Dataset rows describing interfaces
= = = =

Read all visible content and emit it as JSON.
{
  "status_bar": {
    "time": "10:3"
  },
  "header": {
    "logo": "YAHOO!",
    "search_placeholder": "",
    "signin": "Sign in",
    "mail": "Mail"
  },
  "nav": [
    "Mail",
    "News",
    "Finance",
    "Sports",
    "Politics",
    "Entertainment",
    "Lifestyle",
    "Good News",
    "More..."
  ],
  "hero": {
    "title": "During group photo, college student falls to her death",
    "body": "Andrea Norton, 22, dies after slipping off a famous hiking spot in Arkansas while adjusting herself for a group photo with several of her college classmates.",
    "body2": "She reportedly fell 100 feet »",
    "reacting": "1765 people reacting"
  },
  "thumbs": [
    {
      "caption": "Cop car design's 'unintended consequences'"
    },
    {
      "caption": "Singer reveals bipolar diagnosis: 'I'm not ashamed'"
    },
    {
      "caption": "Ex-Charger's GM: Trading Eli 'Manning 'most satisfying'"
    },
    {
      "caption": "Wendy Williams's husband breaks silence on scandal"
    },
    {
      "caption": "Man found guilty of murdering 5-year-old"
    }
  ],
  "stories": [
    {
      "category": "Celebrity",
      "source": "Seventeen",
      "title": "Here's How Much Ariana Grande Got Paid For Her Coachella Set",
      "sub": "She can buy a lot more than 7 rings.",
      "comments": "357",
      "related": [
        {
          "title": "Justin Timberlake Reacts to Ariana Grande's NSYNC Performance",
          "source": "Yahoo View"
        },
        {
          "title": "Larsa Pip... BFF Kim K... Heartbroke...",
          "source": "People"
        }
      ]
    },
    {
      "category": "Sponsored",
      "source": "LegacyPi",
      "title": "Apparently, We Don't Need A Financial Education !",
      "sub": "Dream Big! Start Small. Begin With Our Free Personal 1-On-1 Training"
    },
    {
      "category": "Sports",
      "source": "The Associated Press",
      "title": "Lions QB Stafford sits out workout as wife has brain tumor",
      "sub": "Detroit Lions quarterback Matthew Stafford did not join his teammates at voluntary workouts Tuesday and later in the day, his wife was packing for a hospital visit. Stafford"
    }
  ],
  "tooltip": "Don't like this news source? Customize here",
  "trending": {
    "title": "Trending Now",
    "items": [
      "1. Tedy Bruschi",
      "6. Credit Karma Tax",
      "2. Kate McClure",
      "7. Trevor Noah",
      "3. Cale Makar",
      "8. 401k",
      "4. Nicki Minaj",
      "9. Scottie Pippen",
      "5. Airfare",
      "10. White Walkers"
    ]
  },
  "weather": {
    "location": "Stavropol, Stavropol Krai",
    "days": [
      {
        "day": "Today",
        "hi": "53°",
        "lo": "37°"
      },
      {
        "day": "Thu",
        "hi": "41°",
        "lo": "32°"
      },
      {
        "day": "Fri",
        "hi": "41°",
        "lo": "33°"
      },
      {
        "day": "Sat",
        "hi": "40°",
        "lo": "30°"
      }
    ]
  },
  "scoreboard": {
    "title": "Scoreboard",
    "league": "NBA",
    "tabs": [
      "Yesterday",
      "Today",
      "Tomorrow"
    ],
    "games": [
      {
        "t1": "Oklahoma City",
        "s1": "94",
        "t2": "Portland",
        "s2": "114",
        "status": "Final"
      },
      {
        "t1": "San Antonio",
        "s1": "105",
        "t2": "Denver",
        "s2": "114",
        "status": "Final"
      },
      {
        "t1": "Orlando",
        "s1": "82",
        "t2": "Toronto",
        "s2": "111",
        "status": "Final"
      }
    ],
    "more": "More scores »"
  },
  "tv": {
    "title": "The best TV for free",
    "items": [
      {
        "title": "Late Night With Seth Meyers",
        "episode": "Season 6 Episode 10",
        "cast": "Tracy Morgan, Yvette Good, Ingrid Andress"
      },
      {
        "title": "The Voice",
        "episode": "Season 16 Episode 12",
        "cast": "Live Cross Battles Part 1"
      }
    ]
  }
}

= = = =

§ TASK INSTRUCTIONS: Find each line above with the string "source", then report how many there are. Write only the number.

§ SOLUTION TO THE PROBLEM: 6